● **WORK TO BE COMPLETED**
Counting task for the data below: how many lines hold the word "fish"? Answer with the number only.

----

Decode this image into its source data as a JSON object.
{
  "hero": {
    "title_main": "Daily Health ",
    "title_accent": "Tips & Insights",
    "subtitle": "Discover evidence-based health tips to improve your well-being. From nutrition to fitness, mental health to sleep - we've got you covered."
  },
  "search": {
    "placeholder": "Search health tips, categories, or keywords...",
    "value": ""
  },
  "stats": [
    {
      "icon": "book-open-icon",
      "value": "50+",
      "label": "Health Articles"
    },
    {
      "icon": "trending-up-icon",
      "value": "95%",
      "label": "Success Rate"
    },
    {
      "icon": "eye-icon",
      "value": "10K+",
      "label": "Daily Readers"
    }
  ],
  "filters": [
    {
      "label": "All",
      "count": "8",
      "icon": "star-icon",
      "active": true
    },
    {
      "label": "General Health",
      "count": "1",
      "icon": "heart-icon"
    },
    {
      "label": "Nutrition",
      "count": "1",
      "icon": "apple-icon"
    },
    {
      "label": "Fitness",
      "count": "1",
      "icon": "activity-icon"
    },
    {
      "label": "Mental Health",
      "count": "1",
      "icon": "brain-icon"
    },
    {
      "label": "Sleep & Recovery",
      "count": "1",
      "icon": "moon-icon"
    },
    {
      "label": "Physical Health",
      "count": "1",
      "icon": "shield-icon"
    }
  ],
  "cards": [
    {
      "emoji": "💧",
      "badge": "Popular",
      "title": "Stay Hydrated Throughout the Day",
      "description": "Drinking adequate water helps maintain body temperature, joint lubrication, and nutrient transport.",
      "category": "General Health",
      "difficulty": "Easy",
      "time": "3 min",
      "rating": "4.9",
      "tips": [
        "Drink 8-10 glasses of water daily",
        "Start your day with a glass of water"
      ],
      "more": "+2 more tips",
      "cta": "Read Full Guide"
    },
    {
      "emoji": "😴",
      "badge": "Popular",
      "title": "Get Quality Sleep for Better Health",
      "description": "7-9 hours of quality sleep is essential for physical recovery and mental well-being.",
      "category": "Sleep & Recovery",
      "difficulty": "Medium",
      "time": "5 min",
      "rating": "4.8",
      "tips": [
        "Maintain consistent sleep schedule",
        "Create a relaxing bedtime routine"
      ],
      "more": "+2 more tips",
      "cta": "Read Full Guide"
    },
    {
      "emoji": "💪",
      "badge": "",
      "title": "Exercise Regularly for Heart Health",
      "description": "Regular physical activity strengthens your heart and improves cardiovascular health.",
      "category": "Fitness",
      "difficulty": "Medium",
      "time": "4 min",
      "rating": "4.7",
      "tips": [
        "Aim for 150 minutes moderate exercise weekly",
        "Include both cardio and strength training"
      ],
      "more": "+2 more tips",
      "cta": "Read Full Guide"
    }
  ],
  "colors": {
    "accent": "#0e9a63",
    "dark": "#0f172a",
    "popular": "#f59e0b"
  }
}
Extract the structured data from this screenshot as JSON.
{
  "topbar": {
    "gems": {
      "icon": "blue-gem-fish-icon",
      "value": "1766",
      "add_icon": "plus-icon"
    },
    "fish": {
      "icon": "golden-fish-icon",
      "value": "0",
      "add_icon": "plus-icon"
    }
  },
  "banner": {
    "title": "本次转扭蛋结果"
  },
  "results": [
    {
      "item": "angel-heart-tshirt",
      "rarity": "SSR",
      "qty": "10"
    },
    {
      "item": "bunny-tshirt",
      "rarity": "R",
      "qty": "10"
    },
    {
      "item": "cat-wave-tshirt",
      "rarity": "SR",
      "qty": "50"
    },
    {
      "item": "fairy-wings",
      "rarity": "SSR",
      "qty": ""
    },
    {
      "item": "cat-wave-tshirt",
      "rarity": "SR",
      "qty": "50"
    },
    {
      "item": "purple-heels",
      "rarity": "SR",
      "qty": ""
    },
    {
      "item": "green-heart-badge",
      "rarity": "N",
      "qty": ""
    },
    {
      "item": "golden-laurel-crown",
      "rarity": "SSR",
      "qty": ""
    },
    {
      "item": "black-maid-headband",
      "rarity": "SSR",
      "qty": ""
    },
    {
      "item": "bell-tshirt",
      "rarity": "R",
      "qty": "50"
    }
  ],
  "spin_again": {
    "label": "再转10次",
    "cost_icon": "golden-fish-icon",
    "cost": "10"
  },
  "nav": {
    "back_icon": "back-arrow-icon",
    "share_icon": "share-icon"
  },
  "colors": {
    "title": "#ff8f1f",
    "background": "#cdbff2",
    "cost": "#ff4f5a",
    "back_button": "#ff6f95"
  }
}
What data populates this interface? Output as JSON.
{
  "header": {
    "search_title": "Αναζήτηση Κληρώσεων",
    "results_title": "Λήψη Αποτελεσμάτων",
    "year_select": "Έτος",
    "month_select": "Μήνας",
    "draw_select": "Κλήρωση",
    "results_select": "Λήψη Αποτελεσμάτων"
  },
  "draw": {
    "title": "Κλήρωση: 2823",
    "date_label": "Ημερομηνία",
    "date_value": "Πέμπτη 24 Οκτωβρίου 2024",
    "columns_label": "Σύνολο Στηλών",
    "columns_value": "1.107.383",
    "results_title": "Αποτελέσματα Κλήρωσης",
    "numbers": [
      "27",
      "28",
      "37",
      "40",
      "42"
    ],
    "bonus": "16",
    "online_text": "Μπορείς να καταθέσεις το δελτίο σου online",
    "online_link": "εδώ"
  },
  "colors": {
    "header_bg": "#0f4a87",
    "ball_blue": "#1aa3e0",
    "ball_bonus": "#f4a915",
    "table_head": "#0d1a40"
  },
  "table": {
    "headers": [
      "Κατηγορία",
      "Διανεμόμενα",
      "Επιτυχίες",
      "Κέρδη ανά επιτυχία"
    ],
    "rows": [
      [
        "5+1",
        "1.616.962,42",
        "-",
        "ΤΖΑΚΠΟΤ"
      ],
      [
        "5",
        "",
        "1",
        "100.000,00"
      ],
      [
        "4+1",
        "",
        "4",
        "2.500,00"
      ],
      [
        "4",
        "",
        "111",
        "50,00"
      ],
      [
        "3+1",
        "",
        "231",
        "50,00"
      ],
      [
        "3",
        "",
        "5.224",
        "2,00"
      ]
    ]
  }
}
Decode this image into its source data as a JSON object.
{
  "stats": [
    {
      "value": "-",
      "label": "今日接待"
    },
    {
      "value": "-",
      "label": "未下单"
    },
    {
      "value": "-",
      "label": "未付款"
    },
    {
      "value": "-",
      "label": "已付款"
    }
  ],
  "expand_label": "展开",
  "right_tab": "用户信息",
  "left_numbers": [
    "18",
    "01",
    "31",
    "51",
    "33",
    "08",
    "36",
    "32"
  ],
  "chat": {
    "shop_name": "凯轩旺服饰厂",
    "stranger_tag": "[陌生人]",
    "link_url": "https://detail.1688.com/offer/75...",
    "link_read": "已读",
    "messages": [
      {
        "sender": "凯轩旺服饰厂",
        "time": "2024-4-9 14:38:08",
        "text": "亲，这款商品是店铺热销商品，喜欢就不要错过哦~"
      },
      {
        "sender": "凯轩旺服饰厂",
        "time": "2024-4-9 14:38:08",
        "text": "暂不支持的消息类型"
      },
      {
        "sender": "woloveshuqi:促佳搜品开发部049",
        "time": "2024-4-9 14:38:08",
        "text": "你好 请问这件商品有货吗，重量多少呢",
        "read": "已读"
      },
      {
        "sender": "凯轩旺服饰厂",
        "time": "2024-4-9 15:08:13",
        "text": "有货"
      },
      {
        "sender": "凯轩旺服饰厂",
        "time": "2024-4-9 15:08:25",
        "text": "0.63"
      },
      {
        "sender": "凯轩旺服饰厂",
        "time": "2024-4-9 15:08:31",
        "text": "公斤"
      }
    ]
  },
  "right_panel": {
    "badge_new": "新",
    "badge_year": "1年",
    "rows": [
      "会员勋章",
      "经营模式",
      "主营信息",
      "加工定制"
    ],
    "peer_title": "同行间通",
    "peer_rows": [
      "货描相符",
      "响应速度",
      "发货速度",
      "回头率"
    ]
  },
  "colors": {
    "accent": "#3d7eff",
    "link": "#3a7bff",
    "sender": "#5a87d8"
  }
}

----

● **OUTPUT FOR THIS TASK**
4